**YOUR TASK:** Every line from the one with "Convert this screenshot" through the end of the entries below should be written out exactly; the pictures should not.

------ DATA RECORDS ------

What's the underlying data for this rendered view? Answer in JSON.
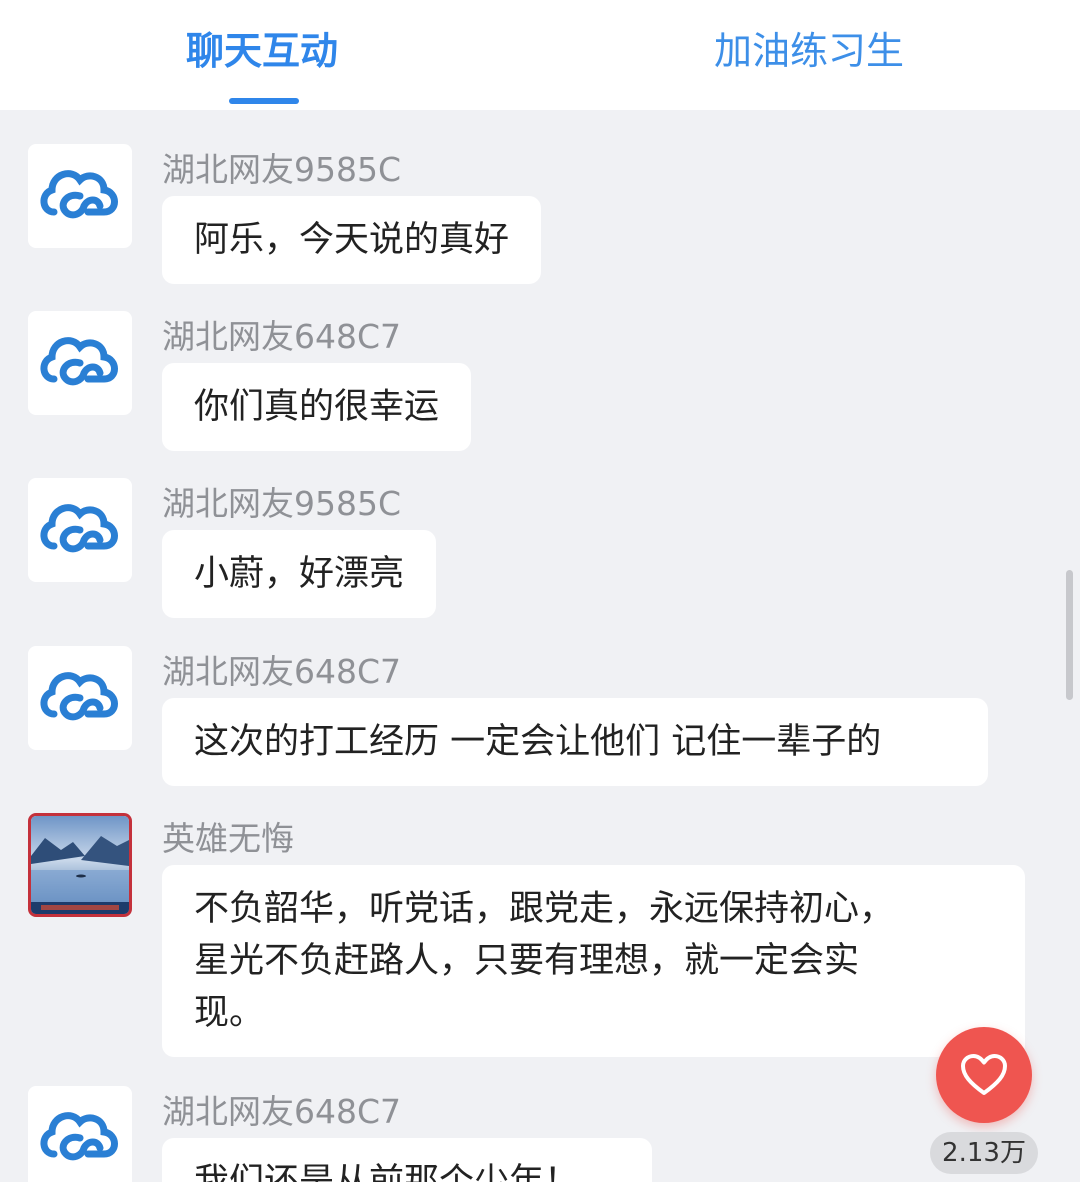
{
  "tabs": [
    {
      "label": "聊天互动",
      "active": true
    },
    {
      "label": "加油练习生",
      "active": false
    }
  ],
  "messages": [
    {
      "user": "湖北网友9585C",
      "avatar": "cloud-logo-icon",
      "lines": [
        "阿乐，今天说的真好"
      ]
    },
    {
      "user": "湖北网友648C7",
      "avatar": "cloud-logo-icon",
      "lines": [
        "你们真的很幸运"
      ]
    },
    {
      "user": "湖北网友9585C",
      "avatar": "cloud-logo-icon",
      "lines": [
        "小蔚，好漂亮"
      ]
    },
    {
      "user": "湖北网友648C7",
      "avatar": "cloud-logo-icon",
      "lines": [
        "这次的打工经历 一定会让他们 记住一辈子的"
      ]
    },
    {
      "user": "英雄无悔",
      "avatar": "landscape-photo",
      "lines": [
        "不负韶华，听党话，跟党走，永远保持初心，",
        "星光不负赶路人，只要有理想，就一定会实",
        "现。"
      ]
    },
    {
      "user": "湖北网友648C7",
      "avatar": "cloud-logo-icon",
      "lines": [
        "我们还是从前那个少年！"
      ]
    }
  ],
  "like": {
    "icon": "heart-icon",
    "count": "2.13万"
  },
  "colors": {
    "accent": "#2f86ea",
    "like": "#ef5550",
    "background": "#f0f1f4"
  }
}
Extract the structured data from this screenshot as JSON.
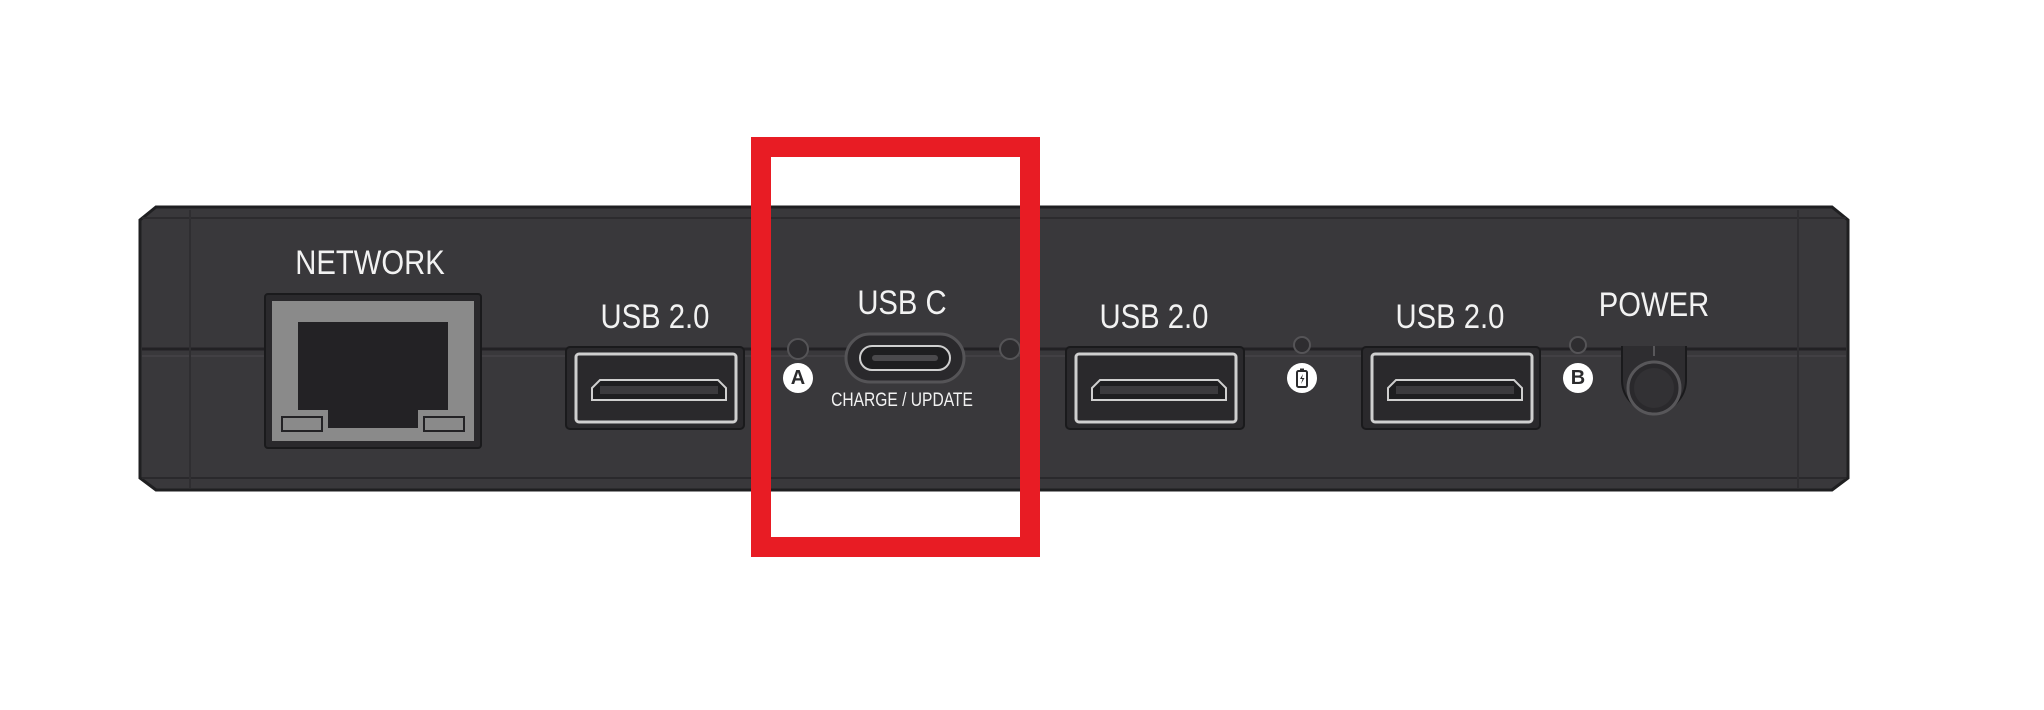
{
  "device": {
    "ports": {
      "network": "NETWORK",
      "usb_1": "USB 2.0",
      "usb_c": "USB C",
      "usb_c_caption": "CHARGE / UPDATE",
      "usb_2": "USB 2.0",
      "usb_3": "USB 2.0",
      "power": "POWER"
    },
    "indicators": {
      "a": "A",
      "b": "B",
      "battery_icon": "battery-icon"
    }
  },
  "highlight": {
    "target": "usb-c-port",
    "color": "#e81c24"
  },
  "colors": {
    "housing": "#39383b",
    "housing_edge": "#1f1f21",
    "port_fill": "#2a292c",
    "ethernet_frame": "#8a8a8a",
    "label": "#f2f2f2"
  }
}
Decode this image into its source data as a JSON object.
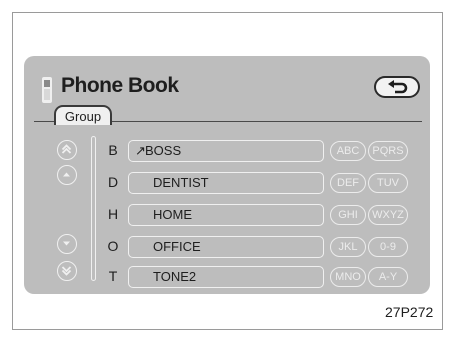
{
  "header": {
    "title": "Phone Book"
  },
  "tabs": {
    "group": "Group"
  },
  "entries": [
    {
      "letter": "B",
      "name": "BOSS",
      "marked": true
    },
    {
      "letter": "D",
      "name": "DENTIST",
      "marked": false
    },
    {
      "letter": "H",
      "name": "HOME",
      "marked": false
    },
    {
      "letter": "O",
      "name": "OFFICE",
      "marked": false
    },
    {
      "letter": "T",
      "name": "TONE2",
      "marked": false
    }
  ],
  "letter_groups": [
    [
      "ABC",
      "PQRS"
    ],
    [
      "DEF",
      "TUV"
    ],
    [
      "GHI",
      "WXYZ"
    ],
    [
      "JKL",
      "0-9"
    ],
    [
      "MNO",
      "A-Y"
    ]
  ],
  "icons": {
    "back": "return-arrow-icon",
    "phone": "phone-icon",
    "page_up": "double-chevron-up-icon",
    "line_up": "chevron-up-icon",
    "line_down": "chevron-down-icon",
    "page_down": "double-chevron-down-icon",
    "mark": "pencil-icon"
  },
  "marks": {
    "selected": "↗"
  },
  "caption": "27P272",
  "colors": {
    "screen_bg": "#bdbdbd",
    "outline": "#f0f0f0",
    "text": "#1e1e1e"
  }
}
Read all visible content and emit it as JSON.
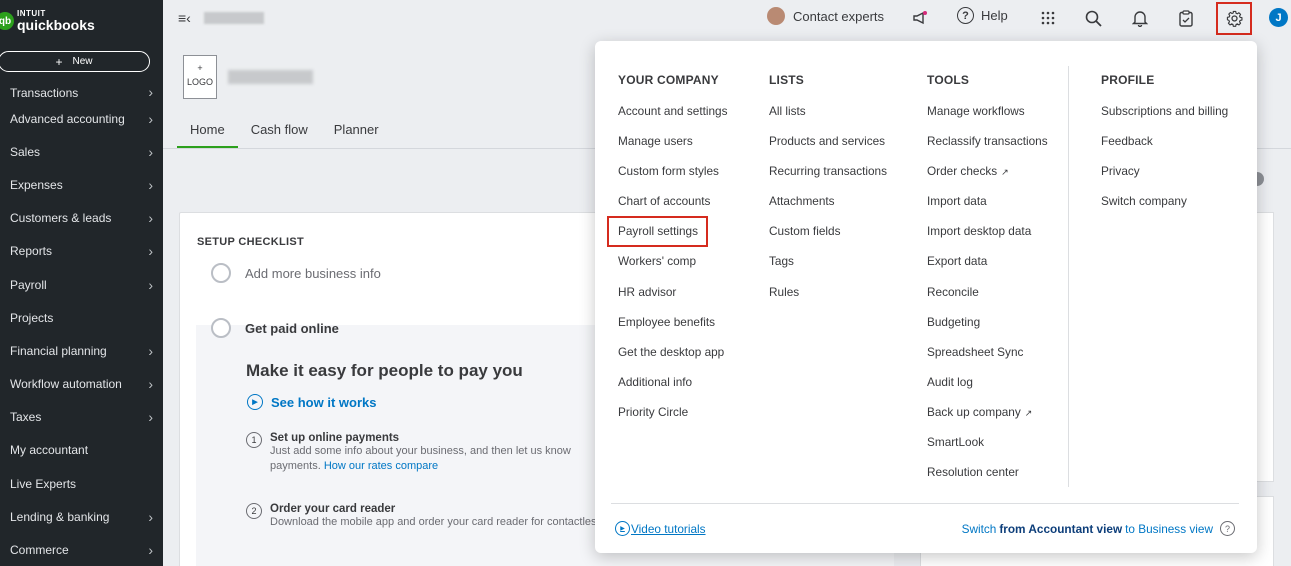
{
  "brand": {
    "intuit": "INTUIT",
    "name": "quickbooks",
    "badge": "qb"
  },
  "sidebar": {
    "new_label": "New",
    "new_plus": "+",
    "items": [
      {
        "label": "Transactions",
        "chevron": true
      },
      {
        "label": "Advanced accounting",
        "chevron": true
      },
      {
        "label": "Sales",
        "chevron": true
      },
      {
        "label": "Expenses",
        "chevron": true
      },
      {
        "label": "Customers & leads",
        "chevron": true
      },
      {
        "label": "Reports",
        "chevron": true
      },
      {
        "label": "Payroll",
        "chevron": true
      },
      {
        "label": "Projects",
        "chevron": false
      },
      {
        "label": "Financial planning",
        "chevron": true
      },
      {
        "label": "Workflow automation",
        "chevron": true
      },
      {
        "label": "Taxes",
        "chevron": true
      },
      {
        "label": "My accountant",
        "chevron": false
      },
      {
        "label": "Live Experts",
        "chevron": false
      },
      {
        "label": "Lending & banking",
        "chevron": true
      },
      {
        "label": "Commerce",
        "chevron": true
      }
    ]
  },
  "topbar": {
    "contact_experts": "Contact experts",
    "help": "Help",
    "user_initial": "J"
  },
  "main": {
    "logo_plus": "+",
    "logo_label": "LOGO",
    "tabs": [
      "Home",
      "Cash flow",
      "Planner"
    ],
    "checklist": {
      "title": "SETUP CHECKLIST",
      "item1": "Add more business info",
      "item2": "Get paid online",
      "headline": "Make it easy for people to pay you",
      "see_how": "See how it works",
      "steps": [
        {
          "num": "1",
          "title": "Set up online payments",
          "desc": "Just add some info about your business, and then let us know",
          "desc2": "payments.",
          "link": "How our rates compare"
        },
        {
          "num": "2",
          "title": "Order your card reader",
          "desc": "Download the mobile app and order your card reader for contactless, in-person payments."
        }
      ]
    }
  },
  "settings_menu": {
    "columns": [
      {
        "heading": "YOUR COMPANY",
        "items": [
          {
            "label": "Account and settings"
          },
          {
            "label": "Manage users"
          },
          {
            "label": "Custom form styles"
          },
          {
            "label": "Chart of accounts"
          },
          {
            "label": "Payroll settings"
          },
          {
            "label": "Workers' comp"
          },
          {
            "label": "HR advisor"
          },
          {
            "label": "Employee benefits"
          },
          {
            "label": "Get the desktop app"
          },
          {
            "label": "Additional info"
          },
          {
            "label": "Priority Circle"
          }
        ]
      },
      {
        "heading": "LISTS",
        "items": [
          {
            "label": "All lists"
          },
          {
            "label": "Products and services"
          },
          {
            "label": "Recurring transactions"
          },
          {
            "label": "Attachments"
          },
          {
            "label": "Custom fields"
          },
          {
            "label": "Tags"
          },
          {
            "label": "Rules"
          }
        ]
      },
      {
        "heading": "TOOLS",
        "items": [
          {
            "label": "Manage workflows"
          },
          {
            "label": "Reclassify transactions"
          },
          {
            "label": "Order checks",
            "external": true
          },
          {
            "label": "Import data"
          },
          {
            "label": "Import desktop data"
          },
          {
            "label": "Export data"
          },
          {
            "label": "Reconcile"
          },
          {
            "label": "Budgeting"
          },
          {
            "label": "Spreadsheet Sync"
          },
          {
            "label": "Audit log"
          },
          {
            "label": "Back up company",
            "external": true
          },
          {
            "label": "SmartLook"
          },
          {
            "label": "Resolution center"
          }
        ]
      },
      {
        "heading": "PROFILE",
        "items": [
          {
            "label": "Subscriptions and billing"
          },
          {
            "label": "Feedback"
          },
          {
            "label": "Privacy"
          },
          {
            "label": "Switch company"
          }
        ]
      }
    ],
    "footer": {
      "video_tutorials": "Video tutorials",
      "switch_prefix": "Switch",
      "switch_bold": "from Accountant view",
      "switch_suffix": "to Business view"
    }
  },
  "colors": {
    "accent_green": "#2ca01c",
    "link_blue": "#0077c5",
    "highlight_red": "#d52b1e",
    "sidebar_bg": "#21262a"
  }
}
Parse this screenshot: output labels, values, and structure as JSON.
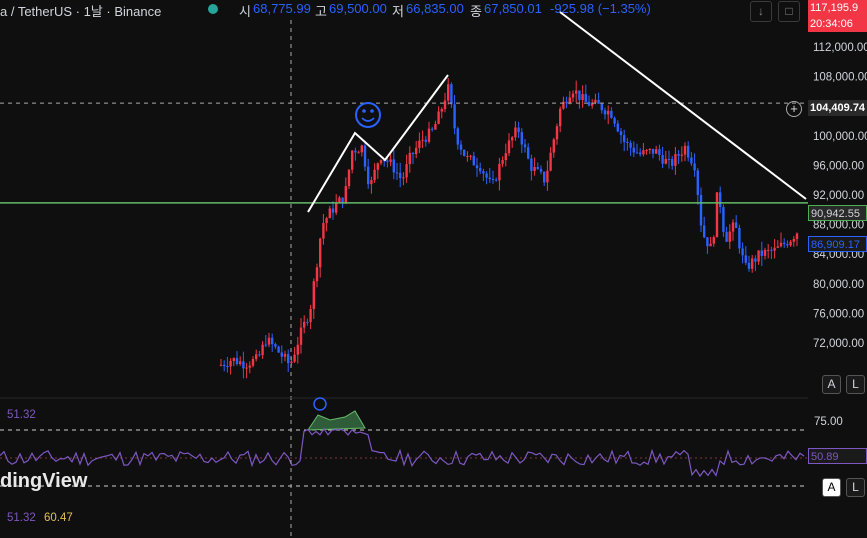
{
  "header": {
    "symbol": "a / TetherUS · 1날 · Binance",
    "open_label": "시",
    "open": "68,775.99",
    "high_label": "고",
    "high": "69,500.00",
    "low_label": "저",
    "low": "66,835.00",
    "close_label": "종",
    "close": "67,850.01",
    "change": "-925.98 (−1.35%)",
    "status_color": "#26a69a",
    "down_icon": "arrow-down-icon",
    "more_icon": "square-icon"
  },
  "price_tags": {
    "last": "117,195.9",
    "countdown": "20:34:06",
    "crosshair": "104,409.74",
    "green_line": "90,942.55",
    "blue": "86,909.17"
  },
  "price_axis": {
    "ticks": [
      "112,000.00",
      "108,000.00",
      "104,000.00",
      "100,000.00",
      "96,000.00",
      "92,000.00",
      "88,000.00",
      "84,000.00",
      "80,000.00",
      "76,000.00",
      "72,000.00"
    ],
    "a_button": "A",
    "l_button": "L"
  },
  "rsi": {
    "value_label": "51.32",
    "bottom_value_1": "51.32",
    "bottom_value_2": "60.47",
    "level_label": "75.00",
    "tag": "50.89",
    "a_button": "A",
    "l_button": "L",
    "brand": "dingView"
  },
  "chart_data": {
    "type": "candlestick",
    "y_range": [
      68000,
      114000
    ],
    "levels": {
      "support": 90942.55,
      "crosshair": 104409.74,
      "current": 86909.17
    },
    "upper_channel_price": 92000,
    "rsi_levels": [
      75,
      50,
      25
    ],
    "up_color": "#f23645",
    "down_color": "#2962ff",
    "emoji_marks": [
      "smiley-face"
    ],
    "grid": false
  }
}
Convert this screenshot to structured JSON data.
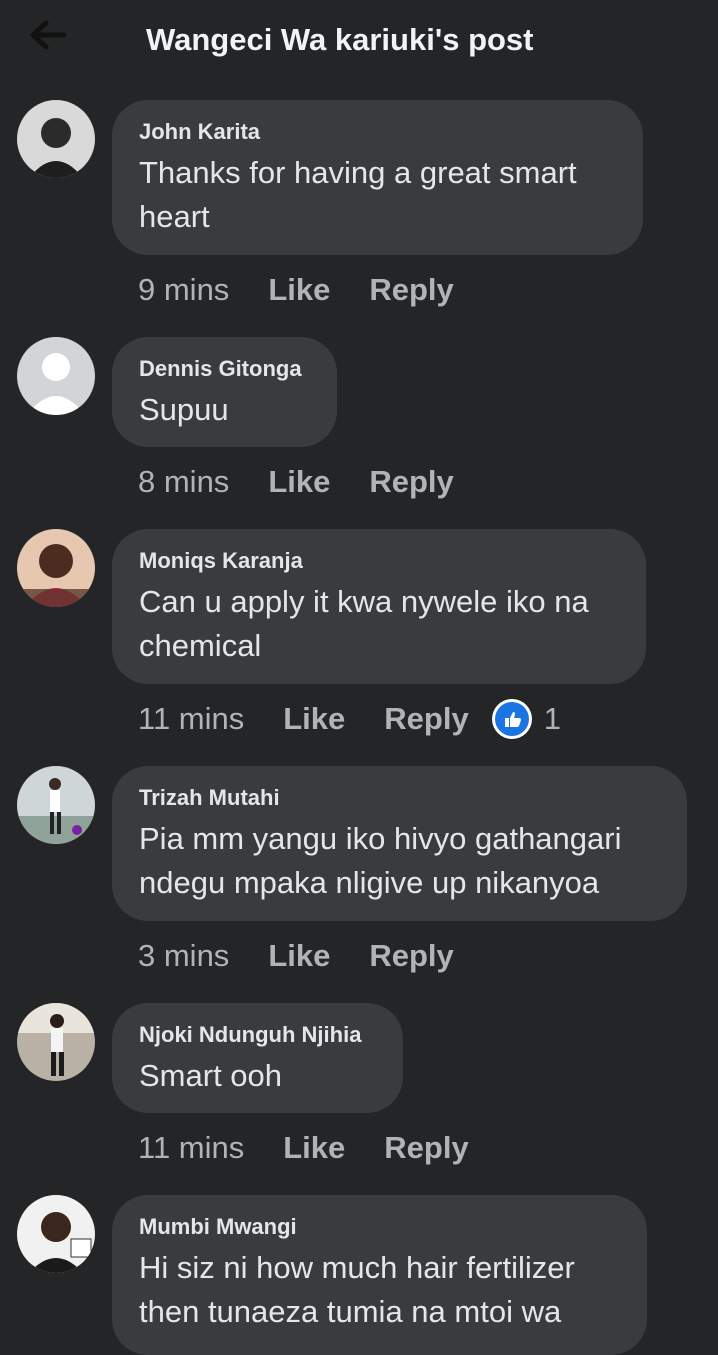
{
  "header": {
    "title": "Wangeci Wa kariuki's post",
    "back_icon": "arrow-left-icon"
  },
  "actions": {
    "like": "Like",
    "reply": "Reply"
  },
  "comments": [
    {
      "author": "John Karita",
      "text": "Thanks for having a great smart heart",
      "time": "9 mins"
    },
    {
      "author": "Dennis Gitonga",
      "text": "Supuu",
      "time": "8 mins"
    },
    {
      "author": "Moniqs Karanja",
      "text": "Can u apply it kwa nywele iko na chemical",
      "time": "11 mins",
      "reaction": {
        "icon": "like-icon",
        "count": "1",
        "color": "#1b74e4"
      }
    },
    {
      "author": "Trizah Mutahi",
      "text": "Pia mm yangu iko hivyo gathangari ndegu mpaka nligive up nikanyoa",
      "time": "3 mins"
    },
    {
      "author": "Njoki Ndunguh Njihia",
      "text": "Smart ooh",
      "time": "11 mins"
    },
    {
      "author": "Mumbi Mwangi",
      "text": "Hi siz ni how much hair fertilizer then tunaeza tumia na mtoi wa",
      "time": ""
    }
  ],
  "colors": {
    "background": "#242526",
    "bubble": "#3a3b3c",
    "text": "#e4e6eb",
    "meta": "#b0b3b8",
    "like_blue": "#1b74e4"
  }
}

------

**RESPONSE BELOW:**
Convert this screenshot to structured JSON data.
{
  "header": {
    "title": "Wangeci Wa kariuki's post",
    "back_icon": "arrow-left-icon"
  },
  "actions": {
    "like": "Like",
    "reply": "Reply"
  },
  "comments": [
    {
      "author": "John Karita",
      "text": "Thanks for having a great smart heart",
      "time": "9 mins"
    },
    {
      "author": "Dennis Gitonga",
      "text": "Supuu",
      "time": "8 mins"
    },
    {
      "author": "Moniqs Karanja",
      "text": "Can u apply it kwa nywele iko na chemical",
      "time": "11 mins",
      "reaction": {
        "icon": "like-icon",
        "count": "1",
        "color": "#1b74e4"
      }
    },
    {
      "author": "Trizah Mutahi",
      "text": "Pia mm yangu iko hivyo gathangari ndegu mpaka nligive up nikanyoa",
      "time": "3 mins"
    },
    {
      "author": "Njoki Ndunguh Njihia",
      "text": "Smart ooh",
      "time": "11 mins"
    },
    {
      "author": "Mumbi Mwangi",
      "text": "Hi siz ni how much hair fertilizer then tunaeza tumia na mtoi wa",
      "time": ""
    }
  ],
  "colors": {
    "background": "#242526",
    "bubble": "#3a3b3c",
    "text": "#e4e6eb",
    "meta": "#b0b3b8",
    "like_blue": "#1b74e4"
  }
}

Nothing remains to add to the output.